As Robyn Urback says over at the National Post:
The issue is not one of pro-life versus pro-choice. Indeed, both sides should be concerned about an amendment made to Ontario’s Freedom of Information and Protection Privacy Act (FIPPA) made on January 1, 2012, which prohibited the official release of any abortion-related information. Slipped in as part of Bill 122, an act purportedly about public sector financial accountability, the change to Section 65 effectively rendered provincial abortion data after 2010 untouchable to the general public. Freedom of Information (FOI) requests on the topic would not be satisfied. […]
Now, Maloney has taken the issue to the Divisional Court at the Superior Court of Justice, seeking a judicial review of the Information and Privacy Commissioner’s order to deny her request. The decision will have very real implications on the legitimacy of the Section 65 amendment as it relates to the Charter of Rights and Freedoms, as well as the principle of open government and transparency in Ontario (which, granted, is hard to refer to without a smirk given the ongoing saga of deleted gas plant emails in Ontario). Though Maloney is pro-life when it comes to her personal abortion beliefs, Ontarians on both sides of the debate should stand behind her judicial actions.
I couldn’t have said it better myself.
And Margaret Somerville weighs in at the Ottawa Citizen:
But placing restrictions on public access to information about abortions is anti-democratic, said Margaret Somerville, director of McGill University’s Centre for Medicine, Ethics and Law.

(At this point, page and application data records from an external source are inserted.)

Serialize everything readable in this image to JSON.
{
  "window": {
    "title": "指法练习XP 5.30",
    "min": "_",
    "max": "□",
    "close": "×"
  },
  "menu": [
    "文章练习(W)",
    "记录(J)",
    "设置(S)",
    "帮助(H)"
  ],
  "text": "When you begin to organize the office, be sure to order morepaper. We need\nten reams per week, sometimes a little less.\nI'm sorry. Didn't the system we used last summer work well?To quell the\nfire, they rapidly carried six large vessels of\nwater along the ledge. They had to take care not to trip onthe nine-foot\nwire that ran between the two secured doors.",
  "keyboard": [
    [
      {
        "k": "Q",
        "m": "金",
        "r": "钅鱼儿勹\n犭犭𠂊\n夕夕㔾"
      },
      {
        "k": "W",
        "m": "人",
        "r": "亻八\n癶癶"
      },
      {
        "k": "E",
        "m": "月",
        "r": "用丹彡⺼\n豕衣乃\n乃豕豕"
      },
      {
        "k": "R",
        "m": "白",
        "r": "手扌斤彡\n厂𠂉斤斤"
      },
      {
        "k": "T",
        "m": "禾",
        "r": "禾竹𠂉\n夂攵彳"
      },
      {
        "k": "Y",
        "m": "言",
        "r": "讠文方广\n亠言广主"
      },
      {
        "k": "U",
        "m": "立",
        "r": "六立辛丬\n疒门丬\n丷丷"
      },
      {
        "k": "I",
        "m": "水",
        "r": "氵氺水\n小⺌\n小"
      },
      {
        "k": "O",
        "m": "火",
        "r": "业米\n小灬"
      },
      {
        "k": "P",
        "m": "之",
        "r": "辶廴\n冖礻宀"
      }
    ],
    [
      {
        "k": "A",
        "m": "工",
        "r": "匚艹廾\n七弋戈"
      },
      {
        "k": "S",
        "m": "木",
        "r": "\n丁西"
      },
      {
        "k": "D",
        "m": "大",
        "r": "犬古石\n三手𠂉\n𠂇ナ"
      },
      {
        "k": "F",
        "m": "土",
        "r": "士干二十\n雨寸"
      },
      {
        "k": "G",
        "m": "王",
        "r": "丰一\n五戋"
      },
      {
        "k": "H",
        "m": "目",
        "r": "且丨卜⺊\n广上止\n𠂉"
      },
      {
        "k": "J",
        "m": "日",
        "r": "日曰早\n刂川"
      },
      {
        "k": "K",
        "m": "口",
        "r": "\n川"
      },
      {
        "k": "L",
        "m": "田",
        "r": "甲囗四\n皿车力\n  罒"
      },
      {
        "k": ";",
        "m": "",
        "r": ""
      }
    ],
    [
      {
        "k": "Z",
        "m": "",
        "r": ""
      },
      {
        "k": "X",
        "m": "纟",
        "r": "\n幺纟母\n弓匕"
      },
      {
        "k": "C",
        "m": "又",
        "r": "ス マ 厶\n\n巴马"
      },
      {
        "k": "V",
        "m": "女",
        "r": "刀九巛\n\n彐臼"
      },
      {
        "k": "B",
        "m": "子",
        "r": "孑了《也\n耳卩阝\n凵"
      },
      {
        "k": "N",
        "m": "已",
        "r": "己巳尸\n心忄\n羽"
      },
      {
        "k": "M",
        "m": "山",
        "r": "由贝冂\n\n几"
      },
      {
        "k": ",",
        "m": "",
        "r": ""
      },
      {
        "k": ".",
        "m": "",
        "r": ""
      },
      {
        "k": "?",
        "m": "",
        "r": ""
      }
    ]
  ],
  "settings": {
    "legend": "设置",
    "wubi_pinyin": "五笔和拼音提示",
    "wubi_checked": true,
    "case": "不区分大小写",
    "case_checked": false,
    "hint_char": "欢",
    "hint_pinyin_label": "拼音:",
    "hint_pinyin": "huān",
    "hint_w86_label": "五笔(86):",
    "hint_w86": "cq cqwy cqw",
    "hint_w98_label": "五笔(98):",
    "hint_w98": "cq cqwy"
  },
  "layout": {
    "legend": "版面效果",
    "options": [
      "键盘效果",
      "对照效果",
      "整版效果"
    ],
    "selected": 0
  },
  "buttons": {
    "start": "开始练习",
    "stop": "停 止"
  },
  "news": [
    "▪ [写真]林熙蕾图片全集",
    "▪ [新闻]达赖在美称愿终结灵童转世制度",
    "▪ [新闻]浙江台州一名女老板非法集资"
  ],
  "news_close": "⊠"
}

“Democracy says that we’ve all got a voice in the public square,” she said. “It doesn’t mean that we’re going to prevail, but it means that we’ve got a right to speak and to be heard. The problem is, you can’t speak and you certainly can’t be heard if you haven’t got the information on which to base what you say.”
Somerville said politicians are uncomfortable with the discussion and, by restricting information, could believe they are lessening the chance the issue will be brought up in parliament.
“No matter what you think about whether abortions should be legal or not, everybody agrees that the less abortions there are, the better it is; nobody is in favour of abortion. You can’t point out what a major issue this is unless you have the information.”
I’ve been aware of this case since Pat broke the news at her blog in May 2012, but it still blows my mind. The Ontario government unilaterally decided to block access to data about procedures we fund. The tax-payers and electorate apparently just don’t need to know. They’ve got it handled. Unreal.by